A team of scientists from the National University of Singapore (NUS) developed a novel technology to wirelessly deliver light into deep regions of the body to activate light-sensitive drugs.
This potentially enables photodynamic therapy to be used to treat a wider range of cancers, such as brain and liver cancer.
PDT is a treatment method that uses a photosensitiser – a light sensitive drug that is triggered by a specific wavelength of light – to produce a form of oxygen that kills nearby cells. This provides a precision approach to cancer therapy that overcomes many of the whole-body side effects of classical drugs such as chemotherapy.
However, PDT has so far been limited to the treatment of surface cancers. For organs such as the brain or liver, the organ must be exposed by surgery before PDT can be used.

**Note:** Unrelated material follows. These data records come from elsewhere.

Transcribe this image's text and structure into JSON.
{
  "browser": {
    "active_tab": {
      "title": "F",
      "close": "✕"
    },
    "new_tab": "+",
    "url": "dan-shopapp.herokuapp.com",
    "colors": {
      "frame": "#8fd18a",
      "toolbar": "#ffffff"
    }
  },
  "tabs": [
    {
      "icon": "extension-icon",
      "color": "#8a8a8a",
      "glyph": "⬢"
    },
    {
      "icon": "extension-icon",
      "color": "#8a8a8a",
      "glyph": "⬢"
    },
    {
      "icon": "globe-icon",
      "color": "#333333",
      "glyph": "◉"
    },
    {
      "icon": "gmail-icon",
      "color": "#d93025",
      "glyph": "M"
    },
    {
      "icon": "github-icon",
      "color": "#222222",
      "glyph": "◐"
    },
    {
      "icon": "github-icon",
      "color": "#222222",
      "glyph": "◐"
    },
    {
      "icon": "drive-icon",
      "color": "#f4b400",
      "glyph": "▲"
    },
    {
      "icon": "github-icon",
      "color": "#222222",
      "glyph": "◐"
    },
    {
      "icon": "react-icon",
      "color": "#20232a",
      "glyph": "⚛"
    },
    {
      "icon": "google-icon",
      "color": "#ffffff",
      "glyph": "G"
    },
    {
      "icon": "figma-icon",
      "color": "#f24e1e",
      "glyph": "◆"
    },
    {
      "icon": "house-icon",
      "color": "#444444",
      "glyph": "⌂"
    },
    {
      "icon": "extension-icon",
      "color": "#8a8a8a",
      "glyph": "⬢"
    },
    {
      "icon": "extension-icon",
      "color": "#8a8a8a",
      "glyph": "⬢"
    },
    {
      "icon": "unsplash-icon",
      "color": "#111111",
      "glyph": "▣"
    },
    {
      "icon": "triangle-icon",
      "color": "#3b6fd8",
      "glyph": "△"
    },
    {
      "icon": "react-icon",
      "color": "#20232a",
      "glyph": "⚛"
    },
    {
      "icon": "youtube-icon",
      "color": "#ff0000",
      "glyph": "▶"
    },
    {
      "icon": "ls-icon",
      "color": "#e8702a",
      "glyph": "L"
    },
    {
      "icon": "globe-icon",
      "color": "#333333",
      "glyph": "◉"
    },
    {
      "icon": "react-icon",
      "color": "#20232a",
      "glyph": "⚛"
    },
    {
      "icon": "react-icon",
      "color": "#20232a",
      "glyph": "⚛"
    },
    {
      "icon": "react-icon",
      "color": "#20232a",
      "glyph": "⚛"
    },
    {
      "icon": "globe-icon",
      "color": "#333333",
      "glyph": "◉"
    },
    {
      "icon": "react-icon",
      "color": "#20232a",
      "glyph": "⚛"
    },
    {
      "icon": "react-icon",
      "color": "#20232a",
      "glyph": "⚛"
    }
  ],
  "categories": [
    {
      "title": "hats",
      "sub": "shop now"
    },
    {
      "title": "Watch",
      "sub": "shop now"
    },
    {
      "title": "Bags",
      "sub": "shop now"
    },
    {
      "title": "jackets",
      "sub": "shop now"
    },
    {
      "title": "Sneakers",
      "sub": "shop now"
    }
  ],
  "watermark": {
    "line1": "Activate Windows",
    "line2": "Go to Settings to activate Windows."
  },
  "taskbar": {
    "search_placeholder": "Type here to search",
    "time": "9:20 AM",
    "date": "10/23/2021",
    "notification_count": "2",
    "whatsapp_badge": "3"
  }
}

The study was led by Professor Zhang Yong and Assistant Professor John Ho, who are respectively from the Department of Biomedical Engineering and Department of Electrical and Computer Engineering at NUS Faculty of Engineering.
“Our approach of light delivery will provide significant advantages for treating cancers with PDT in previously inaccessible regions. Powered wirelessly, the tiny implantable device delivers doses of light over long time scales in a programmable and repeatable manner. This could potentially enable the therapies to be tailored by the clinician during the course of treatment," said Asst Prof Ho.
“The application of the technology can also be extended to many other light-based therapies, such as photothermal therapy, that face the common problem of limited penetration depth. We hope to bring these capabilities from bench to beside to provide new opportunities to shine light on human diseases,” said Prof Zhang